+++ RECORDED DATA

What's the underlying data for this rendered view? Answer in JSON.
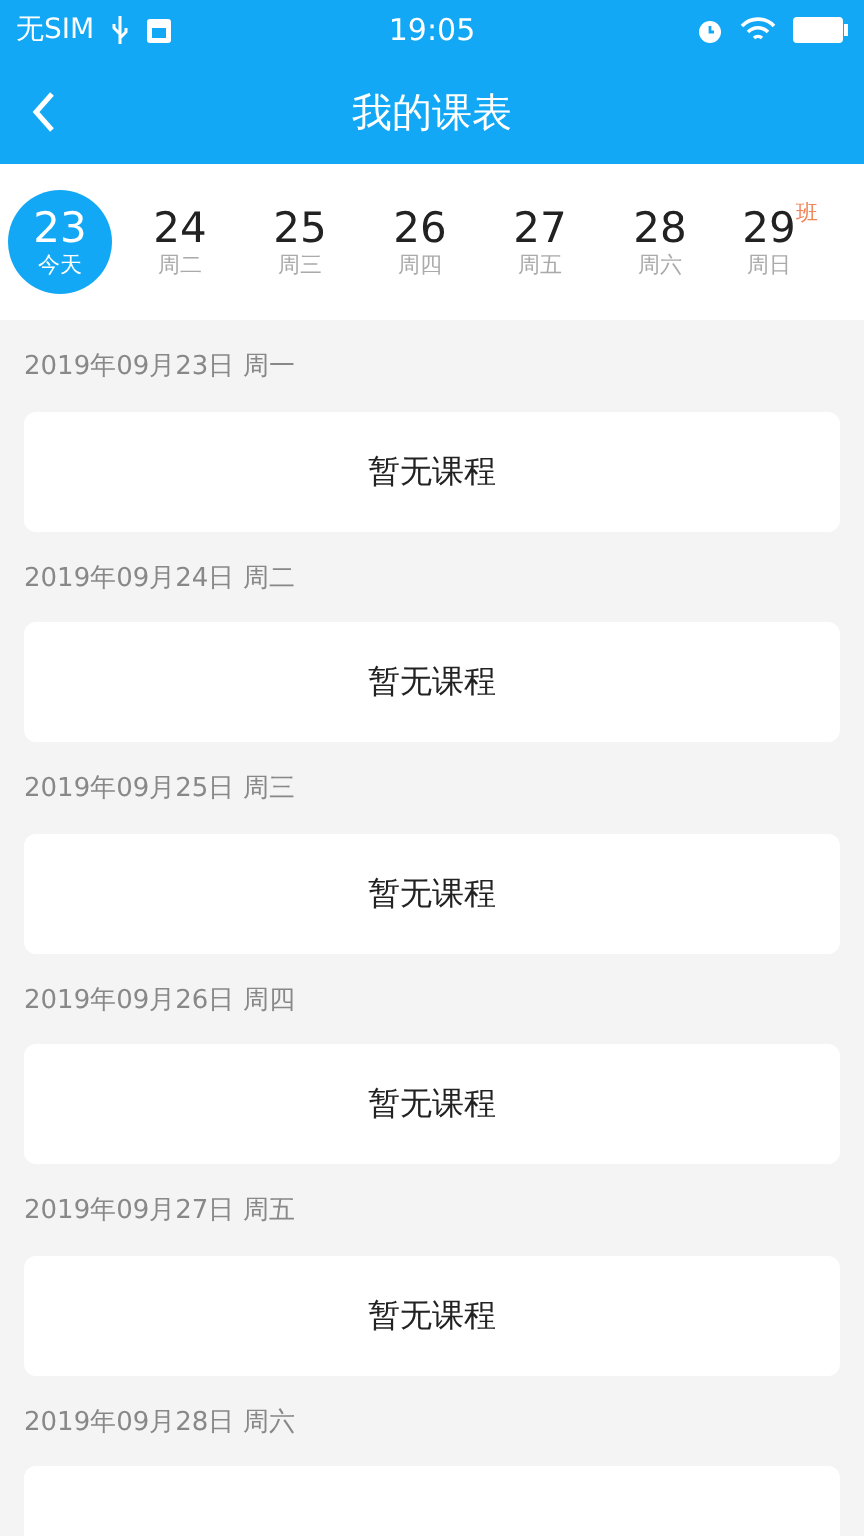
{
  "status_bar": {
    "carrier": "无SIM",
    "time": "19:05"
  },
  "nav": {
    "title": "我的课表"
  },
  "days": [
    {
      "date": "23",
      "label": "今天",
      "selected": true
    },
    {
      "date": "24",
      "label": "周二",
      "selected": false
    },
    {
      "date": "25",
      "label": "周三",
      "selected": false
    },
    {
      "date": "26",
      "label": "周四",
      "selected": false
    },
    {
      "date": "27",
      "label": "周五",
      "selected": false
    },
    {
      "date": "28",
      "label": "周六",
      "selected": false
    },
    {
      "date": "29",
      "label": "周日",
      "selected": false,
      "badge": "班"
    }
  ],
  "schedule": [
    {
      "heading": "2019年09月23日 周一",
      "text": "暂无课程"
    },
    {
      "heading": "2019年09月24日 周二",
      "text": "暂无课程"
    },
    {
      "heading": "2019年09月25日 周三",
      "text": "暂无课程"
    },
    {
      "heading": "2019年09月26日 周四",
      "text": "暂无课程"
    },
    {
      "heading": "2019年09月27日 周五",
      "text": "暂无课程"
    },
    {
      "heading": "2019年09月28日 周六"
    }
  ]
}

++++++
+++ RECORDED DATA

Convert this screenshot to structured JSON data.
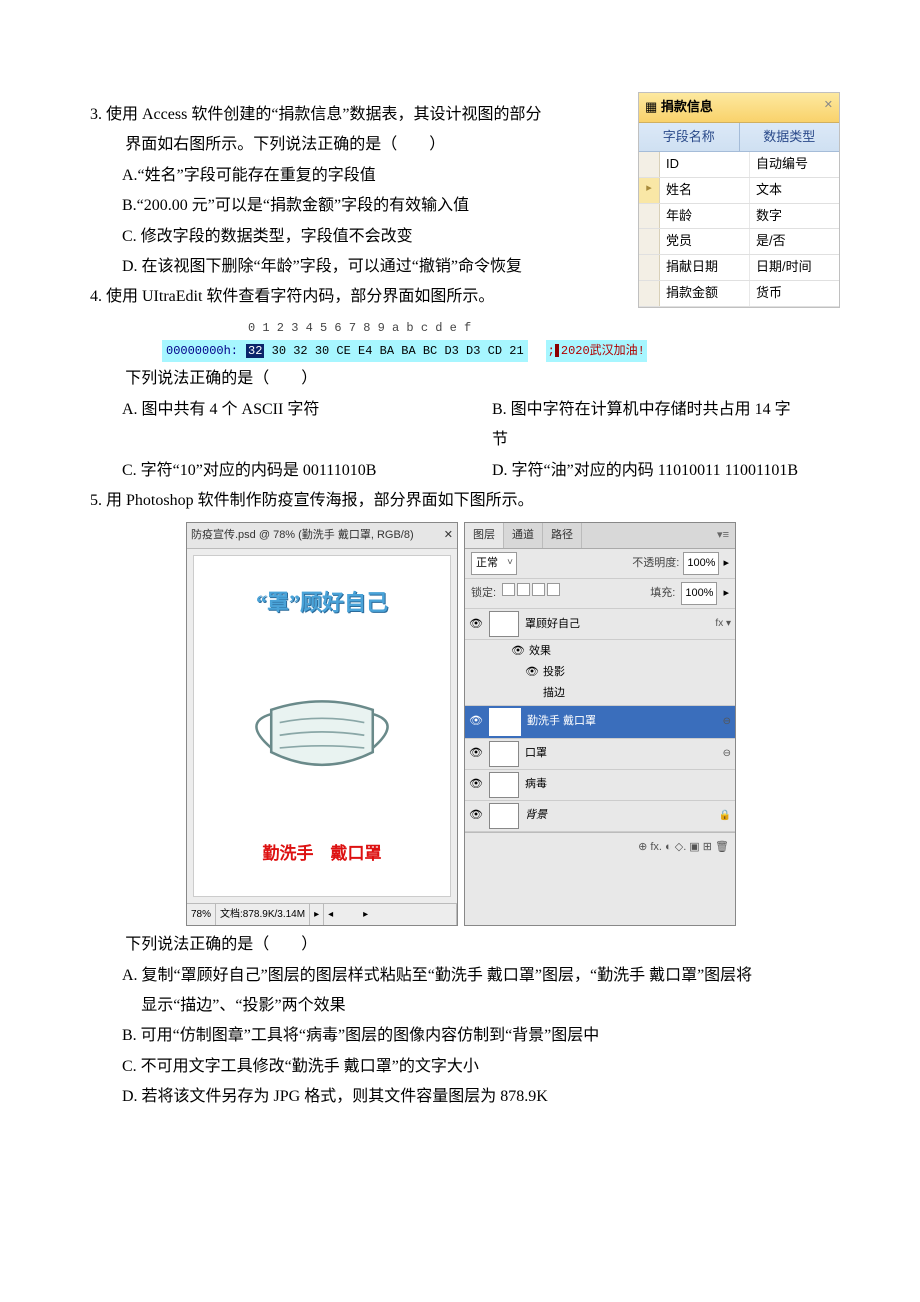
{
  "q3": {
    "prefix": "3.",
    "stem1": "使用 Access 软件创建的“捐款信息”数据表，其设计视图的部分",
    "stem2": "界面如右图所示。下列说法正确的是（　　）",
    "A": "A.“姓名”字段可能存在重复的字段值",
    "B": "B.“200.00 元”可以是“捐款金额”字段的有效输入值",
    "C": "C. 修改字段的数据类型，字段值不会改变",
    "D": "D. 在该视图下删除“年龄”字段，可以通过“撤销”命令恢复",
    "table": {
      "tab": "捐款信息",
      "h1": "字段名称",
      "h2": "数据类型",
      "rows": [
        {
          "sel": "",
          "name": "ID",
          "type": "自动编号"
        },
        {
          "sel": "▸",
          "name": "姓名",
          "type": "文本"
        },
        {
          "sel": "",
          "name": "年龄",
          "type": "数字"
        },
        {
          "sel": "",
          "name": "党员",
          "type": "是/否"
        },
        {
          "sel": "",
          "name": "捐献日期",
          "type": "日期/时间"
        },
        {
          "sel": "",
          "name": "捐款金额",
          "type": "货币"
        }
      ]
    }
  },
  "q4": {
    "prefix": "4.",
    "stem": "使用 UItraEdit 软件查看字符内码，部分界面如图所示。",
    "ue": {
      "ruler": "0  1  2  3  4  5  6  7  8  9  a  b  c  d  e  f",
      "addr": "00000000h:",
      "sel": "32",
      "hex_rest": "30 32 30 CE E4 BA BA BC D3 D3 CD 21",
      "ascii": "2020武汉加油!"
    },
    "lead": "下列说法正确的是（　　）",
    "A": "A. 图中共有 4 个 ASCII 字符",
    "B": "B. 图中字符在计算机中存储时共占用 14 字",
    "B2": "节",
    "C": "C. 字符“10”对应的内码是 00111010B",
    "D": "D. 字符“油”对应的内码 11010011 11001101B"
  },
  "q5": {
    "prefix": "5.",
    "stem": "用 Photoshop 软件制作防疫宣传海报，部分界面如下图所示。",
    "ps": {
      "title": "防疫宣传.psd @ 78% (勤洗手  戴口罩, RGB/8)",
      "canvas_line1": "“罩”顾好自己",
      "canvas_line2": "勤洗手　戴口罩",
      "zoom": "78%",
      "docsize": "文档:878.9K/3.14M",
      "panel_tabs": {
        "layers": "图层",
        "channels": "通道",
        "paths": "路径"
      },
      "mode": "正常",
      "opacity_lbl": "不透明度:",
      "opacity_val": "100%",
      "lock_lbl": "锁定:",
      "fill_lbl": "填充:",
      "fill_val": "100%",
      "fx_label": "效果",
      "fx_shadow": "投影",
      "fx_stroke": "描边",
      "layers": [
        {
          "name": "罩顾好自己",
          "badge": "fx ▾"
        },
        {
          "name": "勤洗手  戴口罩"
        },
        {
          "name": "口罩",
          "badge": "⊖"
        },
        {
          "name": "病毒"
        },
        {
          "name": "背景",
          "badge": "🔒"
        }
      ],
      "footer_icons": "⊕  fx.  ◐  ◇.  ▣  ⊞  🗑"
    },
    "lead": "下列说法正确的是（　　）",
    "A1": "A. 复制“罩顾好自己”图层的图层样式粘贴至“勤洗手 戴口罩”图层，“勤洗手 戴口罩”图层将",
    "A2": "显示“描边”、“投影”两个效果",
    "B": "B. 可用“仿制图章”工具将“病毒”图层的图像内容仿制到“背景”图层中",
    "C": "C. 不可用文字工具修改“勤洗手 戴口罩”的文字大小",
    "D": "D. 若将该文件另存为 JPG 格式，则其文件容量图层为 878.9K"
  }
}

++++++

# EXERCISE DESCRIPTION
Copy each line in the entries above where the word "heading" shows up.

# SOLUTION
      "heading": "2019年09月23日 周一",
      "heading": "2019年09月24日 周二",
      "heading": "2019年09月25日 周三",
      "heading": "2019年09月26日 周四",
      "heading": "2019年09月27日 周五",
      "heading": "2019年09月28日 周六"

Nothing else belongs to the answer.